* _What is expected_
Gather each line in the entries that includes the string "true".

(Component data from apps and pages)
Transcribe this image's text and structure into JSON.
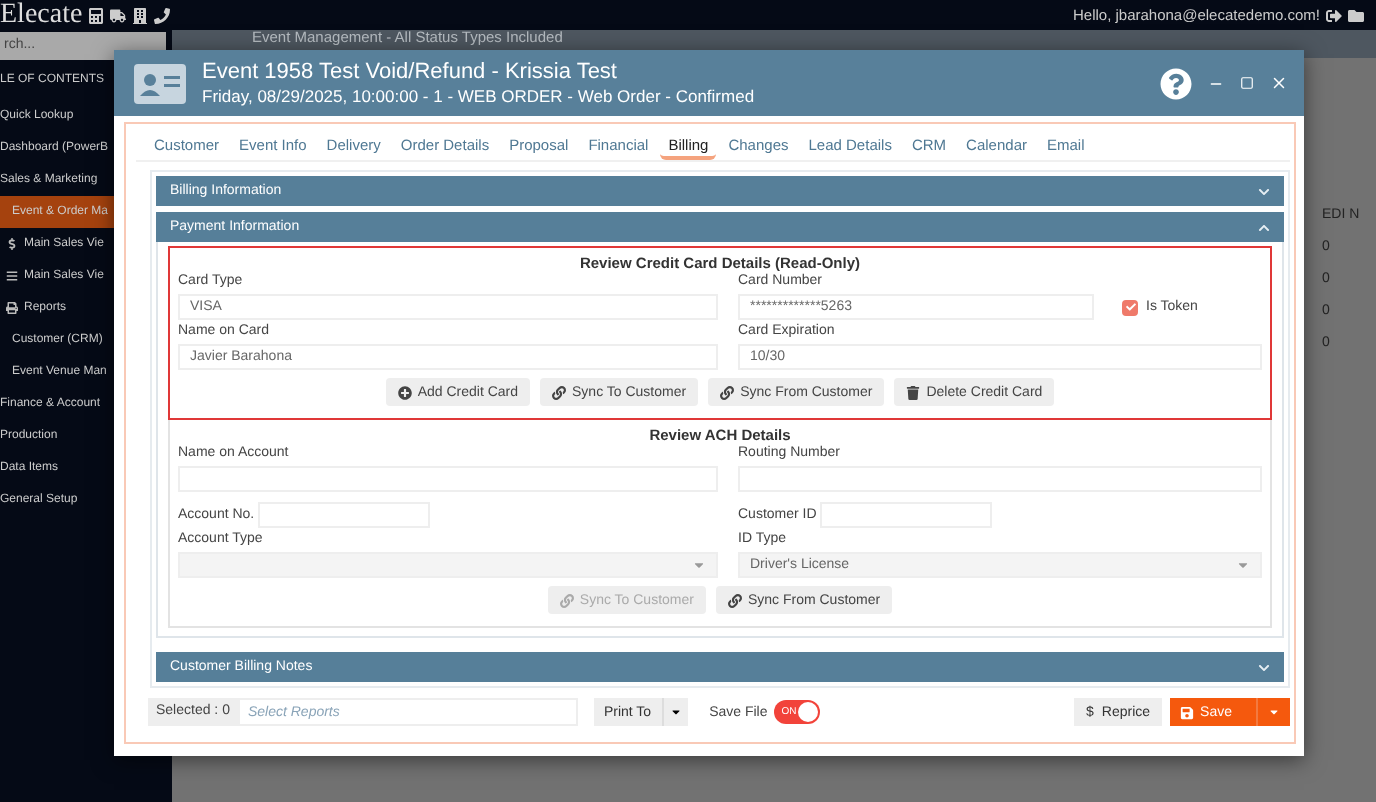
{
  "app": {
    "logo": "Elecate",
    "greeting": "Hello, jbarahona@elecatedemo.com!"
  },
  "sidebar": {
    "search_placeholder": "rch...",
    "heading": "LE OF CONTENTS",
    "items": [
      {
        "label": "Quick Lookup",
        "kind": "top",
        "selected": false
      },
      {
        "label": "Dashboard (PowerB",
        "kind": "top",
        "selected": false
      },
      {
        "label": "Sales & Marketing",
        "kind": "top",
        "selected": false
      },
      {
        "label": "Event & Order Ma",
        "kind": "sub",
        "selected": true
      },
      {
        "label": "Main Sales Vie",
        "kind": "dollar",
        "selected": false
      },
      {
        "label": "Main Sales Vie",
        "kind": "list",
        "selected": false
      },
      {
        "label": "Reports",
        "kind": "printer",
        "selected": false
      },
      {
        "label": "Customer (CRM)",
        "kind": "sub",
        "selected": false
      },
      {
        "label": "Event Venue Man",
        "kind": "sub",
        "selected": false
      },
      {
        "label": "Finance & Account",
        "kind": "top",
        "selected": false
      },
      {
        "label": "Production",
        "kind": "top",
        "selected": false
      },
      {
        "label": "Data Items",
        "kind": "top",
        "selected": false
      },
      {
        "label": "General Setup",
        "kind": "top",
        "selected": false
      }
    ]
  },
  "background_page": {
    "title": "Event Management - All Status Types Included",
    "column_header": "EDI N",
    "column_values": [
      "0",
      "0",
      "0",
      "0"
    ]
  },
  "modal": {
    "title": "Event 1958 Test Void/Refund - Krissia Test",
    "subtitle": "Friday, 08/29/2025, 10:00:00 - 1 - WEB ORDER - Web Order - Confirmed",
    "tabs": [
      {
        "label": "Customer",
        "selected": false
      },
      {
        "label": "Event Info",
        "selected": false
      },
      {
        "label": "Delivery",
        "selected": false
      },
      {
        "label": "Order Details",
        "selected": false
      },
      {
        "label": "Proposal",
        "selected": false
      },
      {
        "label": "Financial",
        "selected": false
      },
      {
        "label": "Billing",
        "selected": true
      },
      {
        "label": "Changes",
        "selected": false
      },
      {
        "label": "Lead Details",
        "selected": false
      },
      {
        "label": "CRM",
        "selected": false
      },
      {
        "label": "Calendar",
        "selected": false
      },
      {
        "label": "Email",
        "selected": false
      }
    ],
    "billing_section": {
      "title": "Billing Information",
      "expanded": false
    },
    "payment_section": {
      "title": "Payment Information",
      "expanded": true
    },
    "credit_card": {
      "title": "Review Credit Card Details (Read-Only)",
      "card_type": {
        "label": "Card Type",
        "value": "VISA"
      },
      "card_number": {
        "label": "Card Number",
        "value": "*************5263"
      },
      "is_token": {
        "label": "Is Token",
        "checked": true
      },
      "name_on_card": {
        "label": "Name on Card",
        "value": "Javier Barahona"
      },
      "card_expiration": {
        "label": "Card Expiration",
        "value": "10/30"
      },
      "buttons": [
        {
          "label": "Add Credit Card",
          "kind": "add",
          "disabled": false
        },
        {
          "label": "Sync To Customer",
          "kind": "sync",
          "disabled": false
        },
        {
          "label": "Sync From Customer",
          "kind": "sync",
          "disabled": false
        },
        {
          "label": "Delete Credit Card",
          "kind": "delete",
          "disabled": false
        }
      ]
    },
    "ach": {
      "title": "Review ACH Details",
      "name_on_account": {
        "label": "Name on Account"
      },
      "routing_number": {
        "label": "Routing Number"
      },
      "account_no": {
        "label": "Account No."
      },
      "customer_id": {
        "label": "Customer ID"
      },
      "account_type": {
        "label": "Account Type"
      },
      "id_type": {
        "label": "ID Type",
        "value": "Driver's License"
      },
      "buttons": [
        {
          "label": "Sync To Customer",
          "kind": "sync",
          "disabled": true
        },
        {
          "label": "Sync From Customer",
          "kind": "sync",
          "disabled": false
        }
      ]
    },
    "notes_section": {
      "title": "Customer Billing Notes",
      "expanded": false
    },
    "footer": {
      "selected": "Selected : 0",
      "reports_placeholder": "Select Reports",
      "print_button": "Print To",
      "save_file": {
        "label": "Save File",
        "on": true,
        "text": "ON"
      },
      "reprice": {
        "icon": "$",
        "label": "Reprice"
      },
      "save_button": "Save"
    }
  }
}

* _Exercise output_
        "selected": true
        "selected": true
      "expanded": true
        "checked": true
          "disabled": true
        "on": true,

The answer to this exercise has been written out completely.